Simon Says: Foursquare is the Best Platform for Small Businesses

If you own a physical location for your business there’s a large number of options available to you to drum up new business; Groupon and Foursquare are two that spring to everybody’s mind. But I don’t think anyone should be recommending daily deals.

In my eyes Groupon shows that local deals work. But that’s all it does. They are experimenting with Groupon Local which will aid local businesses in generating new customers at low points of the day, but at the moment Groupon but it is still based on the daily deals model, with none of the “social” elements.

These deals are generic and unspecific to the target audience. People are emailed offers for what Groupon can get them in their local area, not necessarily what they want.

I would like to see Groupon evolve into a site which allows groups of people to come together to say “we want this TV and if 200 of us buy it, we want a 40% discount” or something similar. This puts the power in the hands of the consumers even more than the existing model, but cuts down the sales teams.

The biggest issue for Groupon is that new customers are not acquired through the deals. A massive 61% of people let deals expire and never use them. That’s a lot of wasted sales and potentially annoyed customers who have now spent money with a company and have nothing to show for it.

Foursquare on the other hand makes people check into a location. Their data is valuable to the business owner (things like gender, act, time of check in etc) which allows business owners to create deals that will attract the customers back into the store.

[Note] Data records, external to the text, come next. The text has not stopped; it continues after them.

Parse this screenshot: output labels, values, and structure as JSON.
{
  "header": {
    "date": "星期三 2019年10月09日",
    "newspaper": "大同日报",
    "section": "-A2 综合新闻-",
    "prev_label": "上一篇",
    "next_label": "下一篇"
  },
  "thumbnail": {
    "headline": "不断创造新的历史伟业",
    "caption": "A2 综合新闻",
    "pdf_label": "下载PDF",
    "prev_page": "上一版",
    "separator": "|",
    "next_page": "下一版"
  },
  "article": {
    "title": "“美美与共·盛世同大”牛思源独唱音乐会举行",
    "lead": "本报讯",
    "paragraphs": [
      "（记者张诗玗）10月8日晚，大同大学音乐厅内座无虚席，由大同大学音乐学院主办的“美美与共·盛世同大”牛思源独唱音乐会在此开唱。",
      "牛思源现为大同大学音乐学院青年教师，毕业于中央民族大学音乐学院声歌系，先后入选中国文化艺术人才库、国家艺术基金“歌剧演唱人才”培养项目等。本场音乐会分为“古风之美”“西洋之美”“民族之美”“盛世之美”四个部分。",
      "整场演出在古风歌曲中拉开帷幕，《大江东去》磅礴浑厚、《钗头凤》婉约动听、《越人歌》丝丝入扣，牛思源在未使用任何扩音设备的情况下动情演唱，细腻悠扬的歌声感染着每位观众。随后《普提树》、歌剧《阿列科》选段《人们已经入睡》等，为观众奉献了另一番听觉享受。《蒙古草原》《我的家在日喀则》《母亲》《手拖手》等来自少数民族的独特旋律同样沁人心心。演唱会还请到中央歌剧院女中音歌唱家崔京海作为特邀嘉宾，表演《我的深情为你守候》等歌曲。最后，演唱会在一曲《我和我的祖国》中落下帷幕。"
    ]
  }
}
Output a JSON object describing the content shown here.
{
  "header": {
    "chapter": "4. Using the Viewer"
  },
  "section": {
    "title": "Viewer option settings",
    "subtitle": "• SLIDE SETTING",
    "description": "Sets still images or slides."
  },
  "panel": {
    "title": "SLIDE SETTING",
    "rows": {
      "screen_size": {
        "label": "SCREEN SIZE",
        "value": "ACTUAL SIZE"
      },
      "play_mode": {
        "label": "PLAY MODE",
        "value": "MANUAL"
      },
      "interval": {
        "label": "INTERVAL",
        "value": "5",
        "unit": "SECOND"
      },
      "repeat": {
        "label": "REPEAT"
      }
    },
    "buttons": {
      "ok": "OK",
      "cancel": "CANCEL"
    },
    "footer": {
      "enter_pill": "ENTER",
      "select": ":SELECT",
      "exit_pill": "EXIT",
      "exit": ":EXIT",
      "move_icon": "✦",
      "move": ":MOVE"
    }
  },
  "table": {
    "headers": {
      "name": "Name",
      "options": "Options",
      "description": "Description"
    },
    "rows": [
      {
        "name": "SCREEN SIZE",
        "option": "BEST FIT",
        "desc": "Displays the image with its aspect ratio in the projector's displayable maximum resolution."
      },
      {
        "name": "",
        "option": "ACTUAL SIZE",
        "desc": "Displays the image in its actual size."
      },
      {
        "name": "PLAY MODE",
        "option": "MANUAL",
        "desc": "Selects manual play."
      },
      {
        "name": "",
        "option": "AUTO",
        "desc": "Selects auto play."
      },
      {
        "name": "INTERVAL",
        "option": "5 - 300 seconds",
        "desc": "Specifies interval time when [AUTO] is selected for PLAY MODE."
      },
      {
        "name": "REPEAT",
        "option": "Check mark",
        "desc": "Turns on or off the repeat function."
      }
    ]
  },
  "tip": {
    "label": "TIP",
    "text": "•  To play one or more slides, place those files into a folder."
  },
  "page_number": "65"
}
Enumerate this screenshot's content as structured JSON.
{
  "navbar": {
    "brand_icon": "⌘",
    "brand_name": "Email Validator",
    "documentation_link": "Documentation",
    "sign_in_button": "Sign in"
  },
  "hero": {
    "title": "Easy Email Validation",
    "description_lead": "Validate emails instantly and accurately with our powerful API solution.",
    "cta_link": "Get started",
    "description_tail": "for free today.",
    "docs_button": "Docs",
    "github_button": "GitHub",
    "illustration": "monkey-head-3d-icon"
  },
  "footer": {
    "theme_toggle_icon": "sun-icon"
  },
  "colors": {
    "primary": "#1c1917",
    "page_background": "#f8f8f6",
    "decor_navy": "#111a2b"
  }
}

Foursquare users get to play a game to become the brand ambassador for that business in exchange for discounts on products / services. This loyalty is much more valuable to a small, growing business than a one-hit daily deal which ultimately might not bring in a single customer.

One of the main tricks I think daily deal sites like Groupon are missing out on is the social element to the interaction. With Foursquare, business owners can see which customers are the repeat consumers and also see where else they are going. They can gain a competitive edge by offering a deal that helps entice people back into the store more often. Groupon doesn’t offer this level of data, so the deals are as open and generic as possible…the old saying “throw enough shit at the wall and some of it will stick” comes to mind.

My main issue with Groupon is how much of the deal they take to fund their massive sales teams. At present Foursquare doesn’t charge businesses for using their platform. They can create custom deals and offer as much or as little discount as they like, for free.

I firmly believe the future for local deals rests in the hands of “check-in” sites like Foursquare. And I would place money on it of all the sites Foursquare will be around the longest. It already has a massive growing user base with a great list of features.

The iPhone app is easy to use and the “Explore” tab is everything Google Places should be. For someone like me who likes to travel, being able to go to a new city and discover things based on where my friends have been or where local deals are (in my language) is invaluable.

In short I believe daily deals to be nothing more than shot-in-the-dark promotions that will be around for a long time to come, for better or worse. But check-in tools support local businesses and will always be the best option for them to market deals. I just hope more of them get onboard with the idea of vouchers-for-check-ins in my local area soon.

Photo (cc) yodspica


And Groupon Lowers Rankings

Another interesting take Simon, I agree about Groupon at least in its current guise. Apparently so do the customers, as according to Yelp, using Groupon lowers a merchant's rating.

Of course, Yelp have their own deal service, so whether there's a pinch, or bag, of salf to be taken with this story, who knows?!